The man behind the curtain was David Rockefeller.
After the whole scandal had been exposed and Nixon had flown away, in disgrace, from the White House for the last time, Rockefeller addressed a meeting of the Chamber of Commerce of the European Community (October 1975). He was there to allay their fears about Nixon’s betrayal of the new economic world order. There was really very little he needed to say. David had already created (1973) the elite free-trade Trilateral Commission; a new puppet, Gerald Ford, was in the White House; and Ford had appointed David’s brother, Nelson Rockefeller, as his vice president.
David told the European attendees, “Fortunately, there are no signs that these anti-[free] trade measures [of Nixon] are supported by the [Ford] Administration.”
And that was that. The global mega-corporate colossus was back on track.
The temporary rip in the Matrix had been repaired.

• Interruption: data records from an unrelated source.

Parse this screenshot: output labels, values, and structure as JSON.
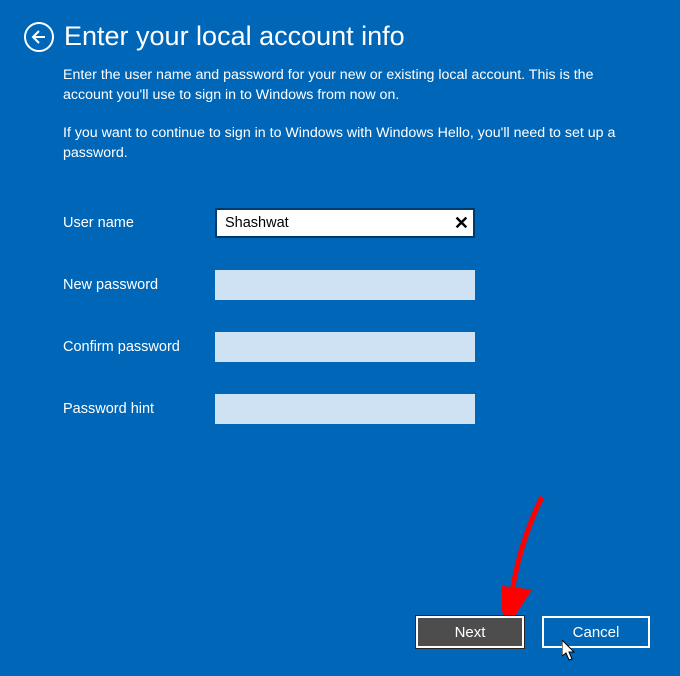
{
  "header": {
    "title": "Enter your local account info"
  },
  "description": {
    "p1": "Enter the user name and password for your new or existing local account. This is the account you'll use to sign in to Windows from now on.",
    "p2": "If you want to continue to sign in to Windows with Windows Hello, you'll need to set up a password."
  },
  "form": {
    "username": {
      "label": "User name",
      "value": "Shashwat"
    },
    "newpassword": {
      "label": "New password",
      "value": ""
    },
    "confirmpassword": {
      "label": "Confirm password",
      "value": ""
    },
    "passwordhint": {
      "label": "Password hint",
      "value": ""
    }
  },
  "buttons": {
    "next": "Next",
    "cancel": "Cancel"
  }
}
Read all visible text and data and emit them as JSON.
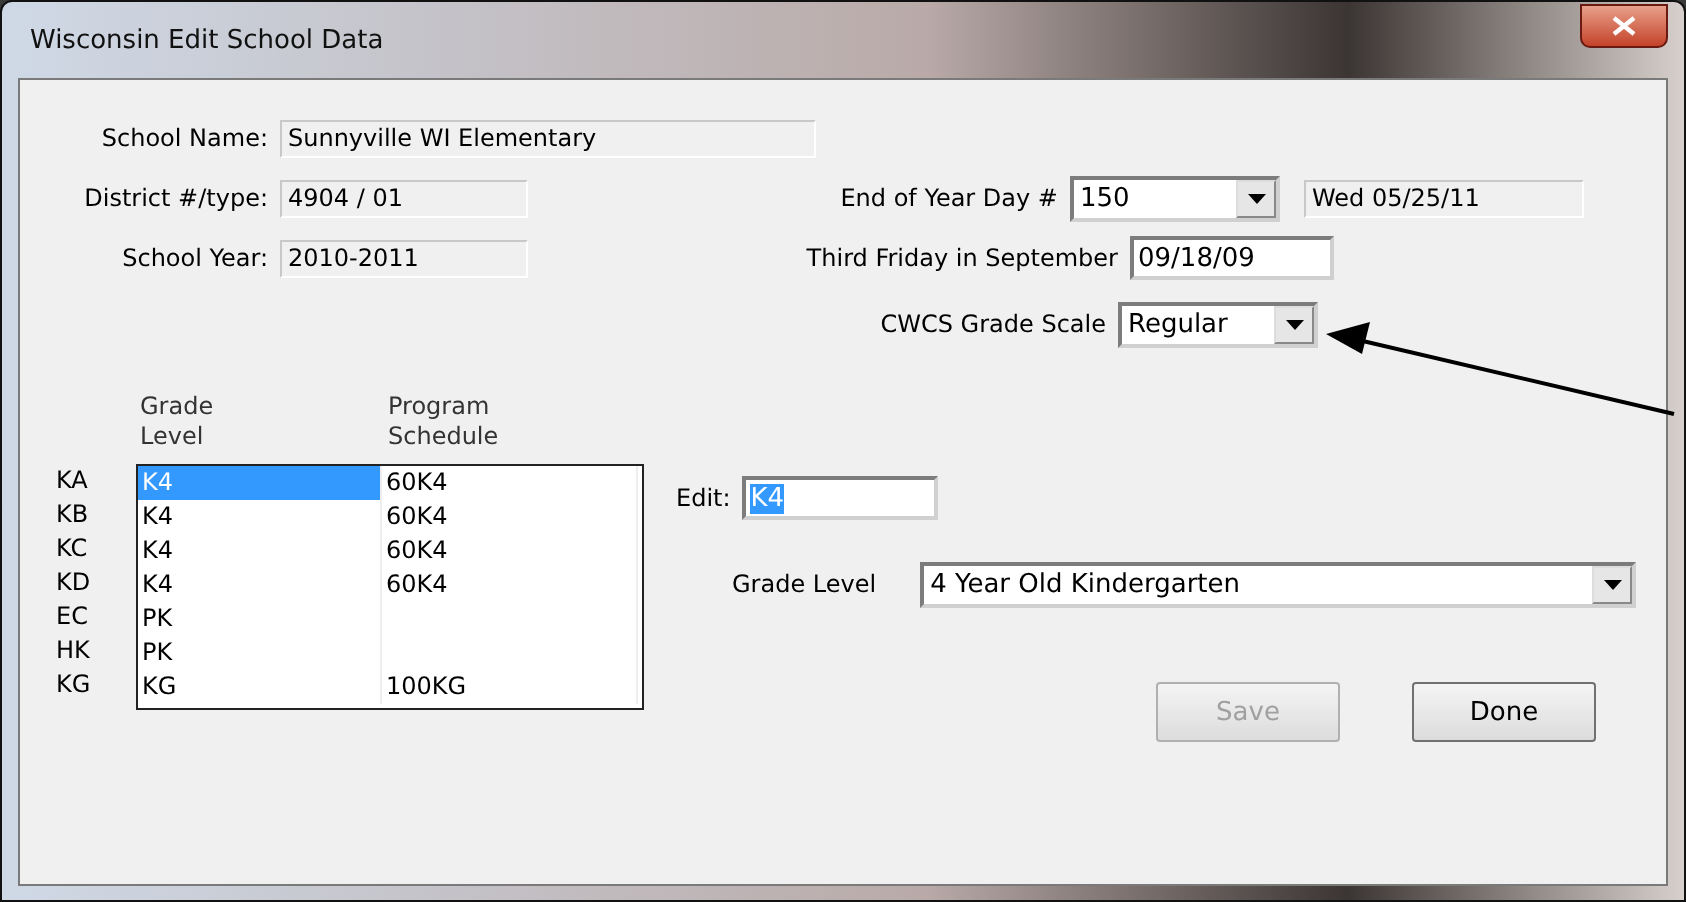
{
  "window": {
    "title": "Wisconsin Edit School Data"
  },
  "school_name": {
    "label": "School Name:",
    "value": "Sunnyville WI Elementary"
  },
  "district": {
    "label": "District #/type:",
    "value": "4904 / 01"
  },
  "school_year": {
    "label": "School Year:",
    "value": "2010-2011"
  },
  "end_of_year": {
    "label": "End of Year Day #",
    "value": "150",
    "date": "Wed 05/25/11"
  },
  "third_friday": {
    "label": "Third Friday in September",
    "value": "09/18/09"
  },
  "grade_scale": {
    "label": "CWCS Grade Scale",
    "value": "Regular"
  },
  "table": {
    "columns": [
      "Grade\nLevel",
      "Program\nSchedule"
    ],
    "rows": [
      {
        "code": "KA",
        "grade": "K4",
        "schedule": "60K4",
        "selected": true
      },
      {
        "code": "KB",
        "grade": "K4",
        "schedule": "60K4",
        "selected": false
      },
      {
        "code": "KC",
        "grade": "K4",
        "schedule": "60K4",
        "selected": false
      },
      {
        "code": "KD",
        "grade": "K4",
        "schedule": "60K4",
        "selected": false
      },
      {
        "code": "EC",
        "grade": "PK",
        "schedule": "",
        "selected": false
      },
      {
        "code": "HK",
        "grade": "PK",
        "schedule": "",
        "selected": false
      },
      {
        "code": "KG",
        "grade": "KG",
        "schedule": "100KG",
        "selected": false
      }
    ]
  },
  "edit": {
    "label": "Edit:",
    "value": "K4"
  },
  "grade_level": {
    "label": "Grade Level",
    "value": "4 Year Old Kindergarten"
  },
  "buttons": [
    {
      "label": "Save",
      "disabled": true
    },
    {
      "label": "Done",
      "disabled": false
    }
  ]
}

On a far lower level of power politics, everyone and his brother was consumed with the contrails of the scandal that had driven away Nixon and his colleagues. People were congratulating each other on expunging a corrupt conspiracy from public life.
The real players, of course, were still in place, more powerful than ever. David Rockefeller and his aides were preparing for an even greater coup. They had chosen an obscure man with zero name recognition to be the next president of the United States. Jimmy Carter. Carter would function to forward the goals of the Trilateral Commission in bold view of anyone who knew the score.
And every president since Carter, regardless of party affiliation, has supported and extended those Globalist-corporate goals. No questions asked. Obama, who fatuously remarked during his 2008 election campaign that NAFTA “needs to be revisited,” has taken his cues like any other puppet.
When, from this perspective, you examine the global takeover of land and resources by GMO agribusiness, the destruction of small family farms, the plundering of natural resources in the Third World, the use of UN “peacekeepers” and “humanitarian groups” and intelligence agencies to create a wedge, for corporations, into these areas, you see the hand of the Rockefeller plan.
When you see the destruction of currencies and the escalation of insupportable debt, the incursion of a bewildering number of UN-affiliated groups sinking their teeth into local communities all over the planet to “manage sustainable development,” you see the plan.
Now, as Donald Trump prepares to take office as the 45th president of the United States, the plan is very much intact. What will he do to disrupt it? How much will he risk? What deals will he make? How far will he go in opposing the Rockefeller Globalists? Is he already co-opted? What measures are the Globalists launching?
We will see.
But the lesson of Richard Nixon reveals that David Rockefeller and his team are willing to do whatever it takes to depose an enemy.
They play hardball.